**Assignment:**
Could the entries below be retyped exactly and in full?

**Data for processing:**
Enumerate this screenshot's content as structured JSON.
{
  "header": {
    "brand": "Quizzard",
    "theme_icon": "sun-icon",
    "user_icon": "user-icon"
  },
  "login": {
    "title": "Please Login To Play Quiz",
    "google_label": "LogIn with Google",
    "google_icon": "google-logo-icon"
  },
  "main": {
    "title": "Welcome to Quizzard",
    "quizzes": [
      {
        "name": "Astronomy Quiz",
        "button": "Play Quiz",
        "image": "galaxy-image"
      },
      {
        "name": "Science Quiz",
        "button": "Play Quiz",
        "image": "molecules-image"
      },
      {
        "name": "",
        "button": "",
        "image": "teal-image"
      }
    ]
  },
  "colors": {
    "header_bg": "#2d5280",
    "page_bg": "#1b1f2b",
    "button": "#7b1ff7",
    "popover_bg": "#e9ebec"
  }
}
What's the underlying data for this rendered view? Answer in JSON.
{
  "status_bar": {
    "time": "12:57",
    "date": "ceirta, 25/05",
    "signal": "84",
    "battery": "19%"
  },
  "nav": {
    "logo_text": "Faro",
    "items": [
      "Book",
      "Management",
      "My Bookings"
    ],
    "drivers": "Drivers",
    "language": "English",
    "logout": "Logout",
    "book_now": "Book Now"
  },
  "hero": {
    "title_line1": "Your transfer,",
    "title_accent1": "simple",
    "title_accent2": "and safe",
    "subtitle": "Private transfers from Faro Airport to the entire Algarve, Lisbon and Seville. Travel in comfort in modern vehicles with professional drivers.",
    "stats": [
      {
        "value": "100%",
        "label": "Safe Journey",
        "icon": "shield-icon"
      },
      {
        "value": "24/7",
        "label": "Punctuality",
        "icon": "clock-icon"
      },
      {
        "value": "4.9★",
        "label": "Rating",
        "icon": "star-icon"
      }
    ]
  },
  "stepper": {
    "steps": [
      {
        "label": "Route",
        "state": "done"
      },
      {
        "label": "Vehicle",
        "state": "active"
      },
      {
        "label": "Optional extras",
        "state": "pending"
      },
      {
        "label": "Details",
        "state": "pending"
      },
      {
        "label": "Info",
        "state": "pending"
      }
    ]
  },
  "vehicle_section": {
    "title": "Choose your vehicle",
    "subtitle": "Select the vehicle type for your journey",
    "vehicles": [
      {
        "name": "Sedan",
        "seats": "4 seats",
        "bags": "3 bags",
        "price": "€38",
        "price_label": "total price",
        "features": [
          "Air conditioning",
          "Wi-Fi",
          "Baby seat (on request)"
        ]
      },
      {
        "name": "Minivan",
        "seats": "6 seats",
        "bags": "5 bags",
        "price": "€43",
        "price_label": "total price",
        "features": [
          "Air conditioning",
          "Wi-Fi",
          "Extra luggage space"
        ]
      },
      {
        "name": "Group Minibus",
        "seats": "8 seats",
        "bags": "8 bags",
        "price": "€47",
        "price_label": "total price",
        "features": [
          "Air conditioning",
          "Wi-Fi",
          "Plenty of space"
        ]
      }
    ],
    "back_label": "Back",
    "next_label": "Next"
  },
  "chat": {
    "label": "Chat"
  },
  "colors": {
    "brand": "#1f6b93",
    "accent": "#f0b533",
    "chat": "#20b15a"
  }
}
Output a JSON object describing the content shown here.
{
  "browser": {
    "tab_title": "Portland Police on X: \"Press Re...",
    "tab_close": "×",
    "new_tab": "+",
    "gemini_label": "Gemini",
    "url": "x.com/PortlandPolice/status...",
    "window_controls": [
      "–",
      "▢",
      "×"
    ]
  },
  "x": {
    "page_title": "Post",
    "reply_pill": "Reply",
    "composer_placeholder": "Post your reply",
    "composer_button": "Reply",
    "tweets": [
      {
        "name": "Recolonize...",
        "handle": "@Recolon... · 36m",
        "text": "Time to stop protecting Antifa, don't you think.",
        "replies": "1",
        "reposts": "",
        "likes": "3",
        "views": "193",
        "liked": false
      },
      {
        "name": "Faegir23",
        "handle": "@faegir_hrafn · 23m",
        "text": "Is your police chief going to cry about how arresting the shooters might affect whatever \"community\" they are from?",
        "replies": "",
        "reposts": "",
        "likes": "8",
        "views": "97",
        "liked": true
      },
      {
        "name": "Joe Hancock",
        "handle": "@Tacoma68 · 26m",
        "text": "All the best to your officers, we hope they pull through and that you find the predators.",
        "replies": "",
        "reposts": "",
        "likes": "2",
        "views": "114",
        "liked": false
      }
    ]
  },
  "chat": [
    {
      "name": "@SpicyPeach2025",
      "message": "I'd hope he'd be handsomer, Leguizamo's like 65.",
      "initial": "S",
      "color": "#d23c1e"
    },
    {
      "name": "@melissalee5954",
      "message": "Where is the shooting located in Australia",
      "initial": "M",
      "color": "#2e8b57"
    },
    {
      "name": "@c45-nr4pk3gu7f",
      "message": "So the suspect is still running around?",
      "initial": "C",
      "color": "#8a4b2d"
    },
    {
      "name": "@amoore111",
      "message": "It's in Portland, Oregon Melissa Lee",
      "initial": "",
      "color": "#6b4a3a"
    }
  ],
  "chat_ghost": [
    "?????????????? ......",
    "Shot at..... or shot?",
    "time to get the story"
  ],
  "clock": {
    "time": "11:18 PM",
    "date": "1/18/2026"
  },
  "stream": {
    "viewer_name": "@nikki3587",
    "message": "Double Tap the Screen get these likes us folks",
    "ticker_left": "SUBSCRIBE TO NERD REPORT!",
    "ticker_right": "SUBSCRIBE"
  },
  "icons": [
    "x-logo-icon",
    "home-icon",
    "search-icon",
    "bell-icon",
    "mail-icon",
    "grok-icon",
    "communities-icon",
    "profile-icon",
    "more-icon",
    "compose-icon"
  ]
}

**Output:**
Enumerate this screenshot's content as structured JSON.
{
  "header": {
    "brand": "Quizzard",
    "theme_icon": "sun-icon",
    "user_icon": "user-icon"
  },
  "login": {
    "title": "Please Login To Play Quiz",
    "google_label": "LogIn with Google",
    "google_icon": "google-logo-icon"
  },
  "main": {
    "title": "Welcome to Quizzard",
    "quizzes": [
      {
        "name": "Astronomy Quiz",
        "button": "Play Quiz",
        "image": "galaxy-image"
      },
      {
        "name": "Science Quiz",
        "button": "Play Quiz",
        "image": "molecules-image"
      },
      {
        "name": "",
        "button": "",
        "image": "teal-image"
      }
    ]
  },
  "colors": {
    "header_bg": "#2d5280",
    "page_bg": "#1b1f2b",
    "button": "#7b1ff7",
    "popover_bg": "#e9ebec"
  }
}
What's the underlying data for this rendered view? Answer in JSON.
{
  "status_bar": {
    "time": "12:57",
    "date": "ceirta, 25/05",
    "signal": "84",
    "battery": "19%"
  },
  "nav": {
    "logo_text": "Faro",
    "items": [
      "Book",
      "Management",
      "My Bookings"
    ],
    "drivers": "Drivers",
    "language": "English",
    "logout": "Logout",
    "book_now": "Book Now"
  },
  "hero": {
    "title_line1": "Your transfer,",
    "title_accent1": "simple",
    "title_accent2": "and safe",
    "subtitle": "Private transfers from Faro Airport to the entire Algarve, Lisbon and Seville. Travel in comfort in modern vehicles with professional drivers.",
    "stats": [
      {
        "value": "100%",
        "label": "Safe Journey",
        "icon": "shield-icon"
      },
      {
        "value": "24/7",
        "label": "Punctuality",
        "icon": "clock-icon"
      },
      {
        "value": "4.9★",
        "label": "Rating",
        "icon": "star-icon"
      }
    ]
  },
  "stepper": {
    "steps": [
      {
        "label": "Route",
        "state": "done"
      },
      {
        "label": "Vehicle",
        "state": "active"
      },
      {
        "label": "Optional extras",
        "state": "pending"
      },
      {
        "label": "Details",
        "state": "pending"
      },
      {
        "label": "Info",
        "state": "pending"
      }
    ]
  },
  "vehicle_section": {
    "title": "Choose your vehicle",
    "subtitle": "Select the vehicle type for your journey",
    "vehicles": [
      {
        "name": "Sedan",
        "seats": "4 seats",
        "bags": "3 bags",
        "price": "€38",
        "price_label": "total price",
        "features": [
          "Air conditioning",
          "Wi-Fi",
          "Baby seat (on request)"
        ]
      },
      {
        "name": "Minivan",
        "seats": "6 seats",
        "bags": "5 bags",
        "price": "€43",
        "price_label": "total price",
        "features": [
          "Air conditioning",
          "Wi-Fi",
          "Extra luggage space"
        ]
      },
      {
        "name": "Group Minibus",
        "seats": "8 seats",
        "bags": "8 bags",
        "price": "€47",
        "price_label": "total price",
        "features": [
          "Air conditioning",
          "Wi-Fi",
          "Plenty of space"
        ]
      }
    ],
    "back_label": "Back",
    "next_label": "Next"
  },
  "chat": {
    "label": "Chat"
  },
  "colors": {
    "brand": "#1f6b93",
    "accent": "#f0b533",
    "chat": "#20b15a"
  }
}
Output a JSON object describing the content shown here.
{
  "browser": {
    "tab_title": "Portland Police on X: \"Press Re...",
    "tab_close": "×",
    "new_tab": "+",
    "gemini_label": "Gemini",
    "url": "x.com/PortlandPolice/status...",
    "window_controls": [
      "–",
      "▢",
      "×"
    ]
  },
  "x": {
    "page_title": "Post",
    "reply_pill": "Reply",
    "composer_placeholder": "Post your reply",
    "composer_button": "Reply",
    "tweets": [
      {
        "name": "Recolonize...",
        "handle": "@Recolon... · 36m",
        "text": "Time to stop protecting Antifa, don't you think.",
        "replies": "1",
        "reposts": "",
        "likes": "3",
        "views": "193",
        "liked": false
      },
      {
        "name": "Faegir23",
        "handle": "@faegir_hrafn · 23m",
        "text": "Is your police chief going to cry about how arresting the shooters might affect whatever \"community\" they are from?",
        "replies": "",
        "reposts": "",
        "likes": "8",
        "views": "97",
        "liked": true
      },
      {
        "name": "Joe Hancock",
        "handle": "@Tacoma68 · 26m",
        "text": "All the best to your officers, we hope they pull through and that you find the predators.",
        "replies": "",
        "reposts": "",
        "likes": "2",
        "views": "114",
        "liked": false
      }
    ]
  },
  "chat": [
    {
      "name": "@SpicyPeach2025",
      "message": "I'd hope he'd be handsomer, Leguizamo's like 65.",
      "initial": "S",
      "color": "#d23c1e"
    },
    {
      "name": "@melissalee5954",
      "message": "Where is the shooting located in Australia",
      "initial": "M",
      "color": "#2e8b57"
    },
    {
      "name": "@c45-nr4pk3gu7f",
      "message": "So the suspect is still running around?",
      "initial": "C",
      "color": "#8a4b2d"
    },
    {
      "name": "@amoore111",
      "message": "It's in Portland, Oregon Melissa Lee",
      "initial": "",
      "color": "#6b4a3a"
    }
  ],
  "chat_ghost": [
    "?????????????? ......",
    "Shot at..... or shot?",
    "time to get the story"
  ],
  "clock": {
    "time": "11:18 PM",
    "date": "1/18/2026"
  },
  "stream": {
    "viewer_name": "@nikki3587",
    "message": "Double Tap the Screen get these likes us folks",
    "ticker_left": "SUBSCRIBE TO NERD REPORT!",
    "ticker_right": "SUBSCRIBE"
  },
  "icons": [
    "x-logo-icon",
    "home-icon",
    "search-icon",
    "bell-icon",
    "mail-icon",
    "grok-icon",
    "communities-icon",
    "profile-icon",
    "more-icon",
    "compose-icon"
  ]
}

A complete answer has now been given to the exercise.